Prevention of human exposure to livestock faecal waste in the household: a scoping study of interventions conducted in sub-Saharan Africa
Poorly managed animal faecal waste can result in detrimental environmental and public health implications. Limiting human exposure to animal waste through Animal inclusive Water Sanitation and Hygiene (A-WASH) strategies is imperative to improve public health in livestock keeping households but has received little attention to date. A small number of A-WASH interventions have previously been identified through a systematic review by another research team, and published in 2017. To inform intervention design with the most up-to-date information, a scoping study was conducted to map the existing evidence for A-WASH in sub-Saharan Africa (SSA) emerging since the previous review.
This review followed PRISMA guidelines to identify interventions in SSA published between January 2016 to October 2022. Databases searched included PubMed, PMC Europe, CabDirect and Web of Science. Studies were eligible for inclusion if they were written in English and documented interventions limiting human contact with animal faecal material in the SSA context. Key data extracted included: the intervention itself, its target population, cost, measure of effectiveness, quantification of effect, assessment of success, acceptability and limitations. These data were synthesized into a narrative, structured around the intervention type.
Eight eligible articles were identified. Interventions to reduce human exposure to animal faecal matter were conducted in combination with ‘standard’ human-centric WASH practices. Identified interventions included the management of human-animal co-habitation, educational programs and the creation of child-safe spaces. No novel A-WASH interventions were identified in this review, beyond those identified by the review in 2017. Randomised Controlled Trials (RCTs) were used to evaluate six of the eight identified interventions, but as effect was evaluated through various measures, the ability to formally compare efficacy of interventions is lacking.

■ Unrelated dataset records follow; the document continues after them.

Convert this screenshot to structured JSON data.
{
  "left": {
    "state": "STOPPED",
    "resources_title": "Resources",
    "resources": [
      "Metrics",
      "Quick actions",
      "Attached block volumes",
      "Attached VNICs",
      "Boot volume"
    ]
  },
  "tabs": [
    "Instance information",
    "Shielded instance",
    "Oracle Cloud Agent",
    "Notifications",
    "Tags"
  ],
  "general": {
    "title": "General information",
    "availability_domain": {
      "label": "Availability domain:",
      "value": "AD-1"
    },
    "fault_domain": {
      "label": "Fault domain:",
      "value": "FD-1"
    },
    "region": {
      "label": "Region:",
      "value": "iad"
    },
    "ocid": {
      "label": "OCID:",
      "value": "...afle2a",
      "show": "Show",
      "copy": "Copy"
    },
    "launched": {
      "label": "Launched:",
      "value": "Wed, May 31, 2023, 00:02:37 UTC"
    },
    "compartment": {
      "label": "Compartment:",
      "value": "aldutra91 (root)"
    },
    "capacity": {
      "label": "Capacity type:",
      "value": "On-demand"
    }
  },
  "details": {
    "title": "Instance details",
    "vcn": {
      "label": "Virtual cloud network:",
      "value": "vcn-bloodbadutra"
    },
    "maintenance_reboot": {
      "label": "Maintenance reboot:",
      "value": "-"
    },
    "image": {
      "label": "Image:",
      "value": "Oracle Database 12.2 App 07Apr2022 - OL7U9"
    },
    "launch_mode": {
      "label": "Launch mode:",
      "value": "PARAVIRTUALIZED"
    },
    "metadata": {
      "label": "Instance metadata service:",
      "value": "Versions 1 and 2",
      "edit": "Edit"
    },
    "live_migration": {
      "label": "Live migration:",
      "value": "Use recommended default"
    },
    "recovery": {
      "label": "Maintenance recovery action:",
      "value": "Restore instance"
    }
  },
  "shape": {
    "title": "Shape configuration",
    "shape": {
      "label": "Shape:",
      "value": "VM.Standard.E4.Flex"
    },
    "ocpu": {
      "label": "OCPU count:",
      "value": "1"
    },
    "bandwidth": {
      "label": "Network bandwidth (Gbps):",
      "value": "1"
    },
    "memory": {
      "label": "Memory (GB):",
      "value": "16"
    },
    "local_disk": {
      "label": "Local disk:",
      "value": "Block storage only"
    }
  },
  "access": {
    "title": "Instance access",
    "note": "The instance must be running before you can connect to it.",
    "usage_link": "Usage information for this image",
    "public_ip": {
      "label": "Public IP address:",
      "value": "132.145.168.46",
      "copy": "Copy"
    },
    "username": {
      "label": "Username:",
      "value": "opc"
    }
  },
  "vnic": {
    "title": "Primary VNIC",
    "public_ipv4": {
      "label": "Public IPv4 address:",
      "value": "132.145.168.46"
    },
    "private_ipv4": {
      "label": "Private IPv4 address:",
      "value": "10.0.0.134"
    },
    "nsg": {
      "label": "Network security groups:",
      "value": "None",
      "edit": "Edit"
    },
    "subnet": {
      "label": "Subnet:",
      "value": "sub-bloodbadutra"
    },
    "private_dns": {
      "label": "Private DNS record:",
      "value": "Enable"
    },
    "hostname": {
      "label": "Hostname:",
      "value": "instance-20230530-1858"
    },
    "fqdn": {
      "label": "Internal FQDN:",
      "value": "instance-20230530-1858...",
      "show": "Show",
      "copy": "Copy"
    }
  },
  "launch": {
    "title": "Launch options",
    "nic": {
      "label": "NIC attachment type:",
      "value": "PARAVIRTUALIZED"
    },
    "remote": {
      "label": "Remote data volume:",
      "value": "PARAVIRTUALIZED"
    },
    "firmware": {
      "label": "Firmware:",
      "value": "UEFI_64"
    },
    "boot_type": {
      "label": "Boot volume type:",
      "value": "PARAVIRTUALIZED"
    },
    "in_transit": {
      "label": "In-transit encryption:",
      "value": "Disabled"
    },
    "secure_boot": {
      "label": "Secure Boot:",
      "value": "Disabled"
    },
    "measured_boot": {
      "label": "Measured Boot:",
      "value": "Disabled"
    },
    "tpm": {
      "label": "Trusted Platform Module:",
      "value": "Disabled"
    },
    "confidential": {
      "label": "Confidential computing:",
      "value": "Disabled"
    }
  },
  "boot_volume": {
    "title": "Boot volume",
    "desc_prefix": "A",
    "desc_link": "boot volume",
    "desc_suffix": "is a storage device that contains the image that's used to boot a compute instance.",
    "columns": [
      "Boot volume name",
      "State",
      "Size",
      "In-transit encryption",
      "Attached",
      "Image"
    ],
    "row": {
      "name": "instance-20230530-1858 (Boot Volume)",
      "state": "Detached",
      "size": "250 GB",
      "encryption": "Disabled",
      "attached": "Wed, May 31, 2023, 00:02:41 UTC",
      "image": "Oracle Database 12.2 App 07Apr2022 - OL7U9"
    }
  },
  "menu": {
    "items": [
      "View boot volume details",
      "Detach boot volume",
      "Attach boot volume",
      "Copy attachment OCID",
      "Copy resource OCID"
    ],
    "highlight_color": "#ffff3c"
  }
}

This study indicates that the number of A-WASH studies in SSA is increasing and the use of RCTs suggests a strong desire to create high-quality evidence within this field. There is a need for standardisation of effect measures to enable meta-analyses to be conducted to better understand intervention effectiveness. Evaluation of scalability and sustainability of interventions is still lacking in A – WASH research.